Go ahead and delete.
I'm a bit confused re. when to use ところへ、ところに、and ところを・・ Can someone please help? (^^)
ところへ emphasizes the process of getting to the given situation described by ところ such as XXXのところへ行った、ところに emphasizes the fact that you at at that given situation such as XXXのところに出くわした、and ところを takes the situation described by ところ and provide the bridge to whatever was done to that siatuation, such as XXXのところを見られた.
I suggest deleting this one. Comments? これは消すがいいとおもいます。他の意見は？
ex#3197 I don't know what ずいか is. It does not sound tasty. すいか watermelon ならば、一緒に食べたい。
changed it to ズイカ and added a translation. Hopefully this does not mean you just cut up your JR pass...
ところへ is wrong. It should be ところで、which implies that the criminal did come out of the shop and that he was apprehended at that very moment. The particle で is a contraction of にて meaning "at that place."
Thought it looked dodgy.
The -2 check sticks. I think the 'tokoro' entries need clearing up a bit - this is possibly redundant. Either that or it needs examples that don't match tatokoro or rutokoro
【ところを】そういう場面を 【ところに】そういう時に 【ところへ】そういう場へ
I may be wrong, but I don't think these three are interchangeable/mean the same thing at all. For example, ところを has a very specific use as "although" (most notably in the set phrase お忙しいところを) that is most certainly not interchangeable with ところへ...
What about 〜ところで? That would be nice to have a clear explanation about when to use に、を、で and へ, as bamboo4 started to do... For example : 1) よく眠っているところを起こされた。 -> Somebody woke me up while I was deeply sleeping. Why を and not に or で? 2) 駅の改札口を出たところで、急に雨に降られた。 -> Just when I left the station through the gates, it started raining. Why で and not に or を? 3) 引越しで忙しいところで友達が遊びに来た。 -> Just when I was busy with the moving, my friend came over. Why で and not に or を?
Interchangeable does not mean "mean the same." It means "all three work grammatically." Nuance does change between the three, so some nuances are better than others.
I think that there's no tokorode but tokoroni in this grammar because it's concerned with time.

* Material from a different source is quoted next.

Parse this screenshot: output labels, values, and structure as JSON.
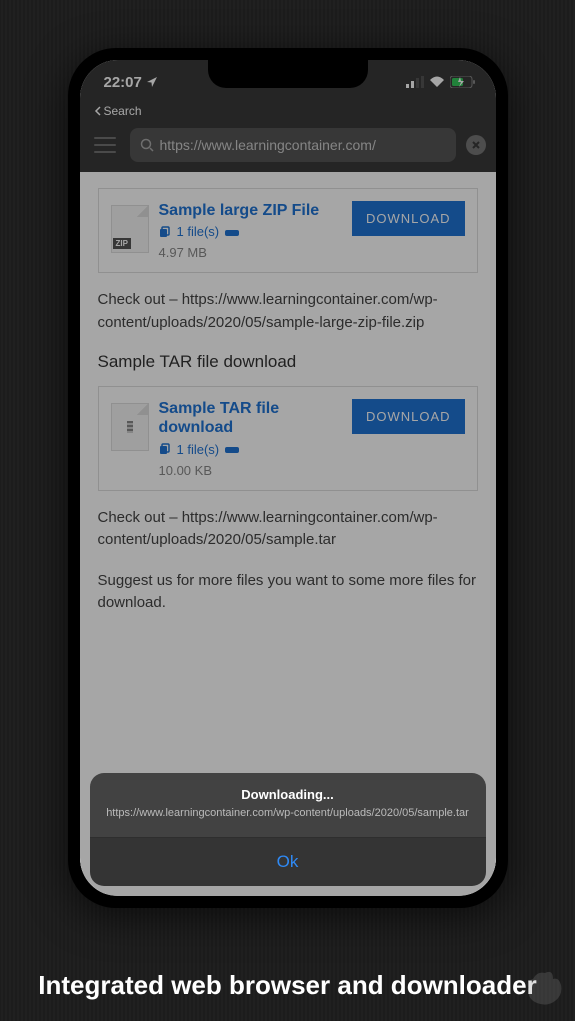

VERB TAtokoroni ends in aru/iru example: massugu ittaTOKORONI toire ga aru. Verb TAtokorode example: tsugi no shingou wo watattaTOKORODE, tometekudasai.